Once reserved for the clergy and leading aristocratic families, the gardens of Rouen gradually opened their gates to the general public over the 19th century. After becoming national, the rarest botanic collections served as public education tools, before being visible to all. In the middle of the century, Rouen’s narrow streets and its huddled insalubrious homes left little space for vegetation within the town. Major modernisation work, inspired by Haussmann’s urban planning, gave way to new green areas, Solferino Square in particular. Later, Rouen was endowed with squares and gardens for use by labourers. Gardens then became synonymous to hygiene, by facilitating the circulation of fresh air. They also boasted a strong social dimension, given their location in the heart of popular districts. The conference will focus on the experience of gardens in the 19th century, from their design to their usage.

Bénédicte Percheron

Bénédicte Percheron is a research engineer for the Urbanature project (knowledge and culture of urban biodiversity), initiated by the Gustave Eiffel University.

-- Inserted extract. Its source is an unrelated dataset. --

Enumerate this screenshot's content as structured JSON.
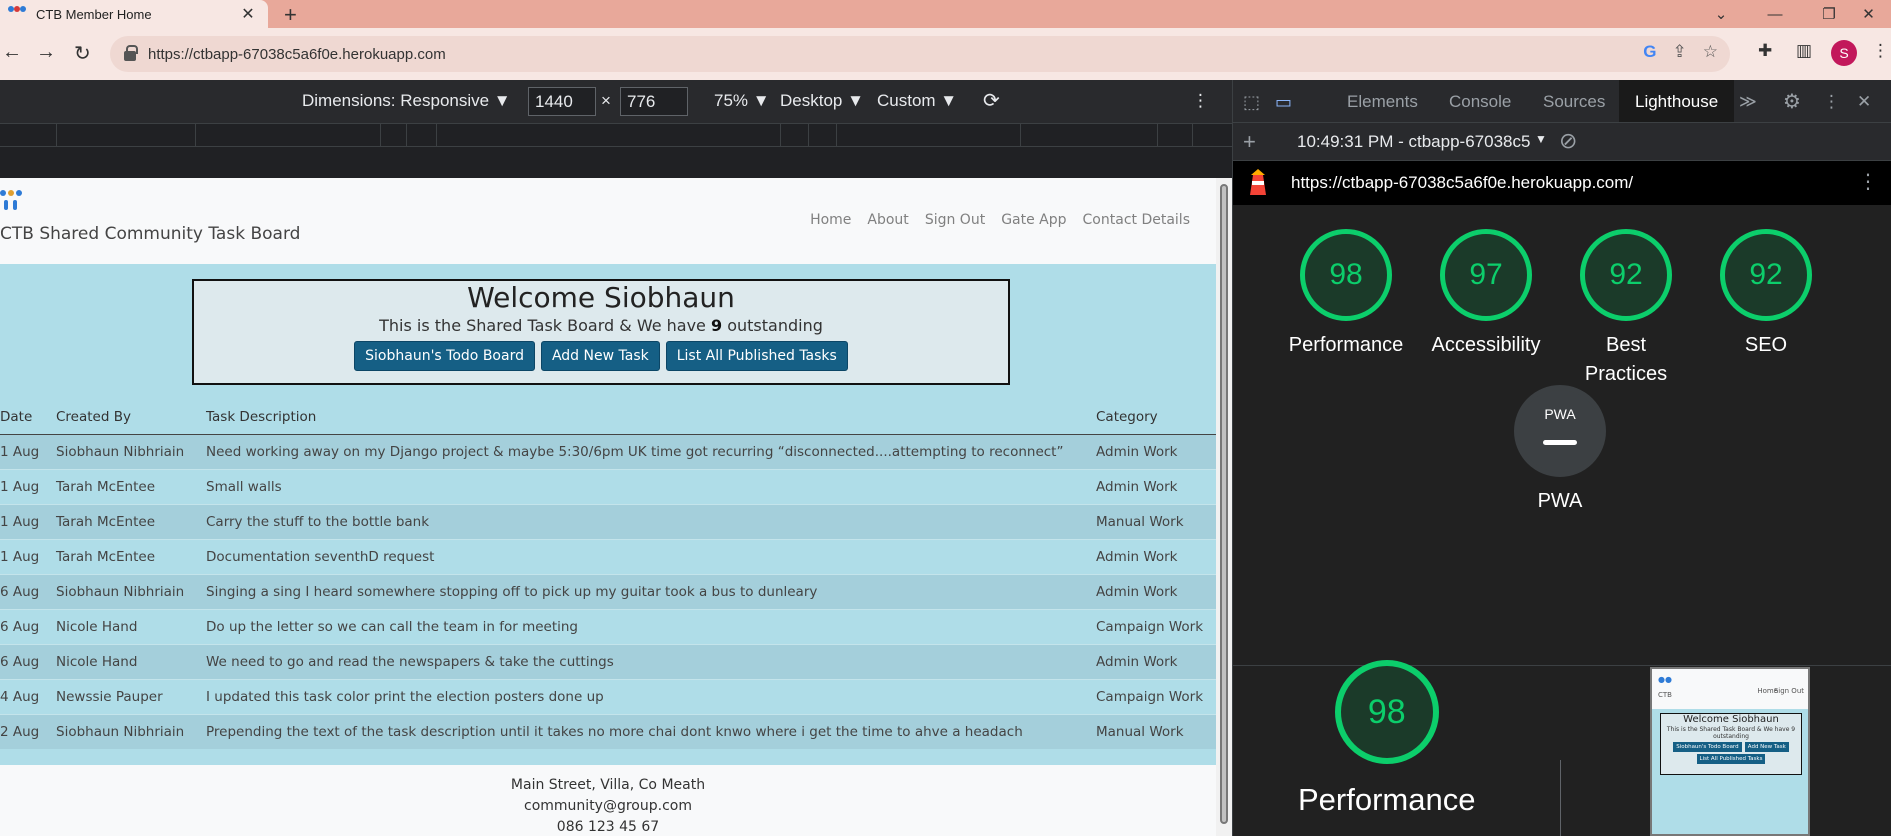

She is a doctor in contemporary history, specialised in the history of science and in heritage studies. She is the author of a thesis, prepared under the direction of Yannick Marec and presented in 2014, entitled ‘Les sciences naturelles à Rouen au XIXe siècle : muséologie, vulgarisation et réseaux scientifiques (1789 – 1923)’ (Natural science in 19th-century Rouen: museology, popularisation and scientific networks (1789-1923)), published in 2017 by Matériologiques. She was a post-doctoral student at the Fondation Maison des Sciences de l’Homme in Paris for the ANR Biolographe project from 2015 to 2017 and worked on the transfer of biological knowledge through literature in the 19th century. She is an associate researcher with the University of Rouen history research group: GRHis EA 3831. She also holds a PhD in musicology, presented in 2007.